All the stars PSG have accumulated over the years. Zlatan Ibrahimovic, Thiago Silva, Edinson Cavani, David Beckham, Neymar, Kylian Mbappe and so many more. These players have all worn that PSG crest because someone from a different corner of the globe - with rich cash reserves - saw Paris the city as a great investment opportunity. The Eiffel Tower, the Louvre Museum, the Seine River, the tasteful cafes, the mystical bridges, the mesmerizing architecture and all the myriad lanes and bylanes of the indescribably charming city.
Paris has an allure difficult to miss, even more difficult to dislike. And yet, it fails to justify - to the larger world and even the rest of the country - how their competitive league was snatched from them.
Lille and a tale of two cities
Thus, it is rather poetic that another city comes up to challenge PSG. The city that has historically been besieged is now the one to siege France's footballing powerhouse. Against the odds too. And that is once again a reminder that money can buy almost everything. Almost. And football finds a way to fight back. To retaliate and to resist. That is why it is poetic for Lille to emerge as the city and as the team to send PSG into a frenzy of questions and humiliation.
There is a little bit of romance in this story. Perhaps this romance of our beautiful game outdoes that inherently present even in the romantic capital of Paris. There is something unquestionably charming about resistance against authority. And Lille the city is steeped in resistance. A visit to the Grand-Place in the central square of Lille gives a tremendous view of the "Column of Goddess" erected to commemorate the spirit of the city's resistance during the Austrian invasion of 1792.
And this run of Lille has given rise to some Gods. Ones who will remain forever entrenched in the hearts of the locals, revered by the Lille faithfuls. There is the veteran and almost afterthought Jose Fonte. Then there is Burak Yilmaz who has only ever plied his trade in Turkey. 35 and yet to yield, the red of Lille march on. In a sense, Yilmaz represents exactly what Lille stands for. Heart, soul, loyalty, finding fun in everyday chores and doing your job even if it frustrates you. It is how the everyday person lives and still smiles through.
Ligue 1 title race - the situation
That intriguing battle of contradictions. Of heart versus the noxious roll of banknotes, of money versus Moneyball. It is now only two games that separate Lille from their fourth Ligue 1 title, their first in 10 years. They are leading the title race with 79 points from 36 games, while PSG are second with 76 points from 36 games. Both teams are heading into the final two games on the back of four victories and 1 draw in the last 5 games. However, PSG's draw against Rennes in the last game has put Lille in the driver's seat.

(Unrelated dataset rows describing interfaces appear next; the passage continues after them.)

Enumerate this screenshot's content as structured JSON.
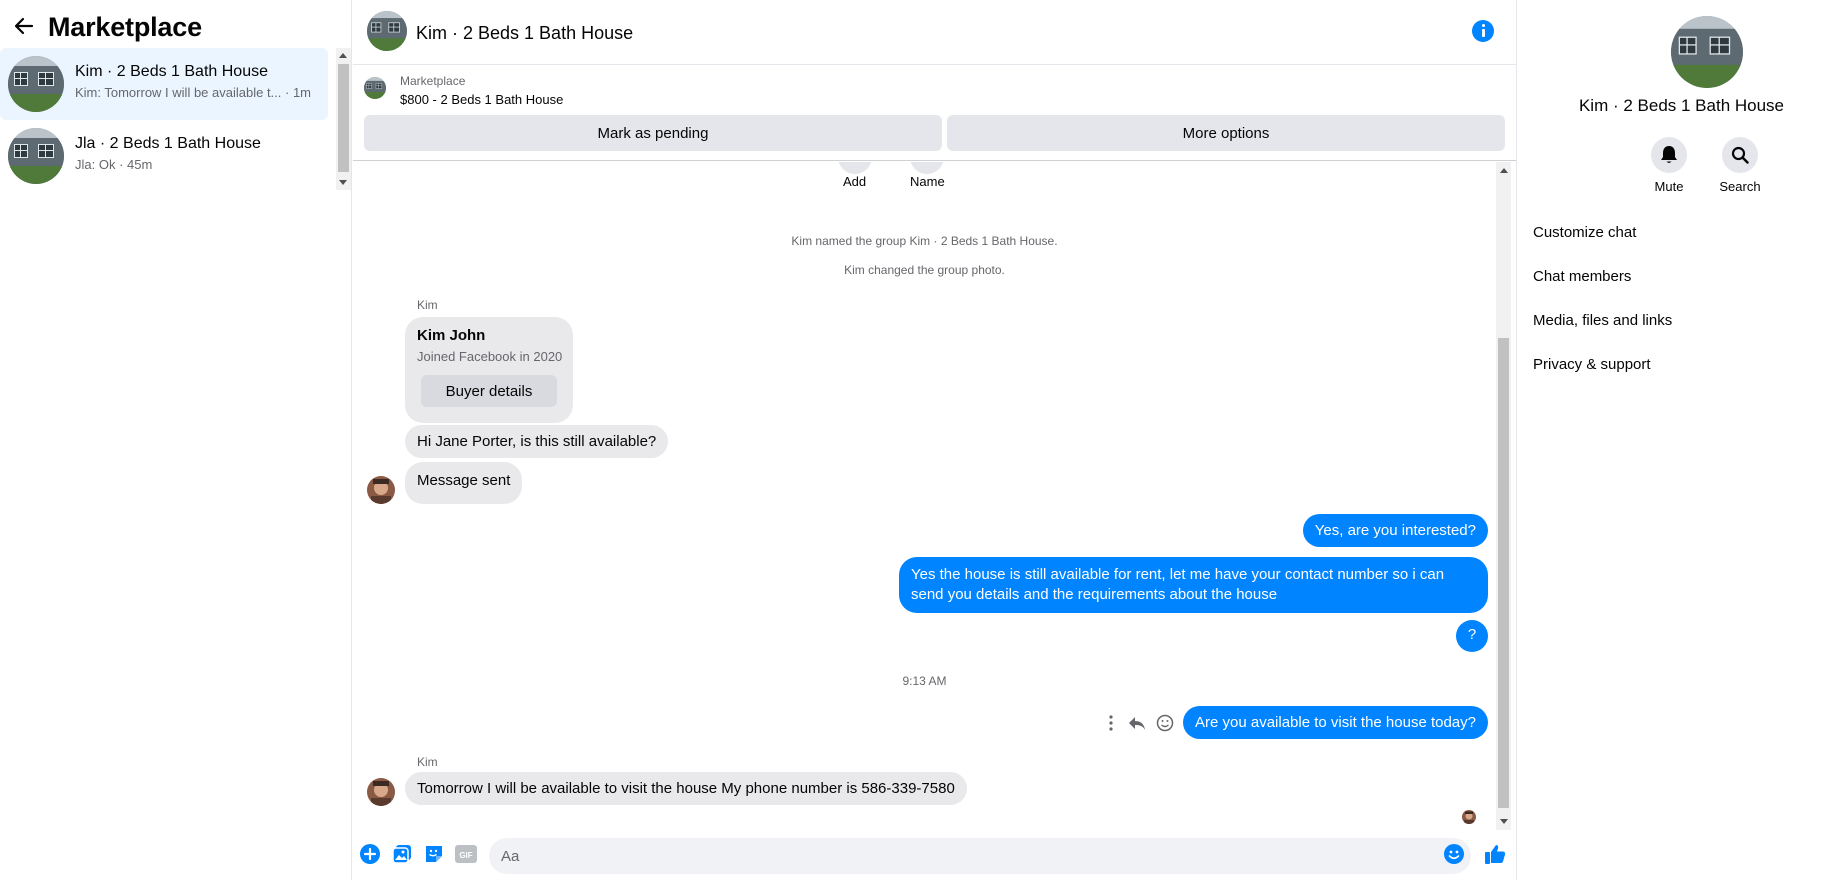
{
  "sidebar": {
    "title": "Marketplace",
    "conversations": [
      {
        "name": "Kim · 2 Beds 1 Bath House",
        "preview": "Kim: Tomorrow I will be available t... · 1m",
        "active": true
      },
      {
        "name": "Jla · 2 Beds 1 Bath House",
        "preview": "Jla: Ok · 45m",
        "active": false
      }
    ]
  },
  "header": {
    "title": "Kim · 2 Beds 1 Bath House",
    "info_icon": "info-icon"
  },
  "marketplace": {
    "label": "Marketplace",
    "listing": "$800 - 2 Beds 1 Bath House",
    "pending_label": "Mark as pending",
    "more_label": "More options"
  },
  "chat": {
    "actions": [
      {
        "label": "Add"
      },
      {
        "label": "Name"
      }
    ],
    "system_messages": [
      "Kim named the group Kim · 2 Beds 1 Bath House.",
      "Kim changed the group photo."
    ],
    "sender": "Kim",
    "card": {
      "name": "Kim John",
      "joined": "Joined Facebook in 2020",
      "button": "Buyer details"
    },
    "incoming_1": "Hi Jane Porter, is this still available?",
    "incoming_2": "Message sent",
    "outgoing_1": "Yes, are you interested?",
    "outgoing_2": "Yes the house is still available for rent, let me have your contact number so i can send you details and the requirements about the house",
    "outgoing_3": "?",
    "timestamp": "9:13 AM",
    "outgoing_4": "Are you available to visit the house today?",
    "sender_2": "Kim",
    "incoming_3": "Tomorrow I will be available to visit the house My phone number is 586-339-7580"
  },
  "composer": {
    "placeholder": "Aa",
    "icons": [
      "plus-icon",
      "image-icon",
      "sticker-icon",
      "gif-icon",
      "emoji-icon",
      "like-icon"
    ],
    "gif_label": "GIF"
  },
  "info_panel": {
    "title": "Kim · 2 Beds 1 Bath House",
    "mute_label": "Mute",
    "search_label": "Search",
    "items": [
      "Customize chat",
      "Chat members",
      "Media, files and links",
      "Privacy & support"
    ]
  },
  "colors": {
    "accent": "#0084ff",
    "active_row": "#ebf5ff",
    "bubble_in": "#e9e9eb"
  }
}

For Lille, Yilmaz is the top scorer with 15 goals and Jonathan Bamba has the most assists with 9. That is the same number as Angel Di Maria's, who leads the assists charts for the Parisiens. PSG's top scorer, meanwhile, missed their last two games due to injury. Mbappe has 19 goals and leads the league but the race - even for the fastest - is now dependent on another runner sprinting a different lap.
Ligue 1 title race - the opposition

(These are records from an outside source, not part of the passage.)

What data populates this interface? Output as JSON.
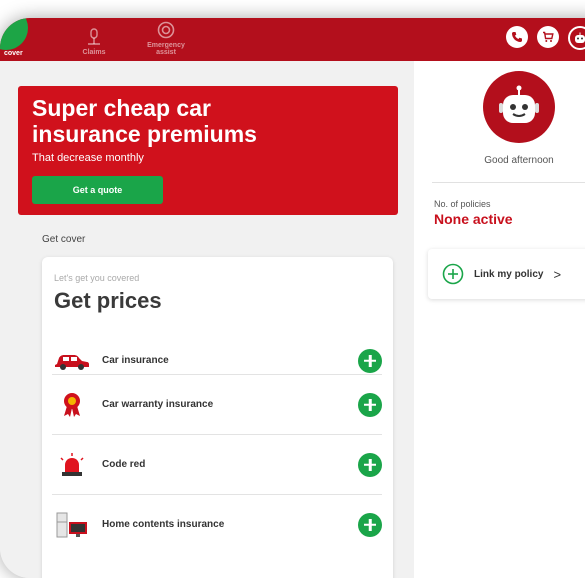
{
  "nav": {
    "cover_label": "cover",
    "claims_label": "Claims",
    "emergency_label_line1": "Emergency",
    "emergency_label_line2": "assist",
    "phone_icon": "phone-icon",
    "cart_icon": "cart-icon",
    "avatar_icon": "robot-avatar-icon"
  },
  "hero": {
    "title_line1": "Super cheap car",
    "title_line2": "insurance premiums",
    "subtitle": "That decrease monthly",
    "cta": "Get a quote"
  },
  "section_label": "Get cover",
  "card": {
    "kicker": "Let's get you covered",
    "title": "Get prices",
    "items": [
      {
        "label": "Car insurance",
        "icon": "car-icon"
      },
      {
        "label": "Car warranty insurance",
        "icon": "warranty-badge-icon"
      },
      {
        "label": "Code red",
        "icon": "siren-icon"
      },
      {
        "label": "Home contents insurance",
        "icon": "home-contents-icon"
      }
    ]
  },
  "profile": {
    "greeting": "Good afternoon",
    "policies_label": "No. of policies",
    "policies_value": "None active",
    "link_label": "Link my policy",
    "link_arrow": ">"
  },
  "colors": {
    "brand_red": "#b30f1c",
    "hero_red": "#d0111c",
    "green": "#1aa549"
  }
}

The last two games of Lille: versus Saint-Etienne (11th position) at home and versus Angers (12th position) away on the final day of the season. The last two games of PSG: versus Reims (13th position) at home and versus Brest (14th position) away on the final day of the season.
This will go down to the wire. 4 points - one victory, one draw for Lille - and they will be champions. Their champagne is on ice and it awaits that almighty podium pop!